Pictures and lots of them. If I update the blog during the week, it's usually late in the evening and it's really a major hassle to get the camera, download to the laptop, upload to Blogger, "unpublish" all the pictures, then incorporate them into the actual post. For some reason, Hello publishes one picture at a time. I'd prefer to publish multiple pictures in a single draft post, then modify it. Oh, well...
Anyway, this was the view from Kirkridge:
Kirkridge is located near Pen Argyl in northeastern Pennsylvania, not too far from Delaware Water Gap. It's very secluded and is the perfect location for a retreat, secular or otherwise. The Appalachian Trail runs through the property, giving knitters the opportunity to exercise a different set of muscles, should they so choose. However, the trail tends to be steep in places and quite rocky, so hiking boots are highly recommended.
Here are some of the intrepid knitters:
All are quite happy because they just figured out what was wrong with sample they were working on.
Gina knit this at the beginning of the retreat:
Can you guess what it is? A Willy Warmer, destined for a lucky co-worker who was giving her no end of grief for going to a knitting workshop. If you would like to knit one up for that special man in your life, you can get the pattern here.

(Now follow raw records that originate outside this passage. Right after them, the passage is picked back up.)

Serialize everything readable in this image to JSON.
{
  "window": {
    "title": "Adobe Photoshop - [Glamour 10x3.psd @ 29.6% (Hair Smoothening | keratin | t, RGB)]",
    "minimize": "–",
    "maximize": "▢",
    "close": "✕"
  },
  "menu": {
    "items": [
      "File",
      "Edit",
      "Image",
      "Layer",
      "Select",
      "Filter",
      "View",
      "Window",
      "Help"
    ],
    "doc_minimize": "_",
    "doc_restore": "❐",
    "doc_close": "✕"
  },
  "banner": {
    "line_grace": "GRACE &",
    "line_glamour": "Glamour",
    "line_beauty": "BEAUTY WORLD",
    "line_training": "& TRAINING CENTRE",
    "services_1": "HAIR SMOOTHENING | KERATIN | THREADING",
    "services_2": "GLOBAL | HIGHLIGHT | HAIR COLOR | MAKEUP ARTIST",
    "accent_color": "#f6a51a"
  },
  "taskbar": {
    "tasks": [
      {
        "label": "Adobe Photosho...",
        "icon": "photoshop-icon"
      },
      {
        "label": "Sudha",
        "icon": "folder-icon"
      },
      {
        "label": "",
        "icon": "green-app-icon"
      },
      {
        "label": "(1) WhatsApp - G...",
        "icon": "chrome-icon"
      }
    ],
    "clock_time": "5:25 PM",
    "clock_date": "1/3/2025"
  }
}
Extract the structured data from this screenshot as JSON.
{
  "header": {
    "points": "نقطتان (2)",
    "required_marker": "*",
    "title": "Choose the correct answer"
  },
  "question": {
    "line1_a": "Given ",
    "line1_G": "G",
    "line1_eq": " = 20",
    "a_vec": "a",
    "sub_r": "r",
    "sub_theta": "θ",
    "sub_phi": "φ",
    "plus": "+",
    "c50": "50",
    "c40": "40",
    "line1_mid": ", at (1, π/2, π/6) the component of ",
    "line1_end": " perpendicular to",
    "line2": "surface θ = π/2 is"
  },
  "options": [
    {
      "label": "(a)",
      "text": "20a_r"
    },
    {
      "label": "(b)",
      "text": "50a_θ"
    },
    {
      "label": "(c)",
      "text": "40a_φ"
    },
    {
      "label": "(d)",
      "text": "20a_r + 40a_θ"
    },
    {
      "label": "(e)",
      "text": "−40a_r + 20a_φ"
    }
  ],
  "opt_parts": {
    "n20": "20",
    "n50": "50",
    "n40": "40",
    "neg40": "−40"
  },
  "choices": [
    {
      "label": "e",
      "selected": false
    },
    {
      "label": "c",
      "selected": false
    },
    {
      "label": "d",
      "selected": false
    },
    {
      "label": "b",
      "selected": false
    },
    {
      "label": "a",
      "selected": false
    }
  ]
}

As I mentioned in a previous post, we learned a lot of techniques that were new to me: backwards knitting, intarsia, entrelac, domino and modular knitting, and Fair Isle. I doubt that I'd be able to learn the majority of these techniques from a book, unless the book was heavily illustrated. Having instructors who can watch what you're doing, analyze it, and correct it if necessary are worth their weight in gold. And Susan and Jill are excellent instructors...they manage to keep a class that has novices as well as experienced knitters running smoothly.
Here are the samples that I knit:
Clockwise, from the left:
--Mitred corner with bands
--Intarsia square joined by a three-needle bind-off to two mitred squares
Given the newness of the techniques and the fact that I haven't been knitting for that long, I'm pretty happy with the way the pieces turned out. The tension is fairly even and there aren't too many mistakes, except in the Fair Isle sample. For some reason, I kept reading the chart backwards, going from right to left when I should have been going from left to right, and vice versa.
One very nice feature at the retreat was that Susan brought the travelling version of her yarn shop. As the week progressed, the yarn stock depleted. I thought I was going to get away without doing to much damage, but then I got "inspired" and bought this:
It's hand-painted pima cotton yarn, color Elizabeth Blackwell. It's destined to become this, most likely as a Christmas gift for someone (unless I decide I just can't bear to part with it!)
And then I got inspired some more and got these:
The Suede is destined to become a poncho for a Christmas gift; the soy silk and Malizia will become a shawl for me, and the Rio will be my first design attempt. It told me that it wanted to be a sleeveless shell when it grew up. I've got the design sketched out and have started a swatch to get the gauge and the stitch pattern worked out. Next step is to do the math and write the pattern. Much easier said than done. Look for the completed garment in the next couple of years.
And speaking of completed garments, check this out!
The socks are complete! And the best part? They match, mostly. The part where the striping got a little off will not be noticed by most people. I mean, really? How many people are going to inspect the toes of your socks to see if the stripes match? And no, knitters are not "most people."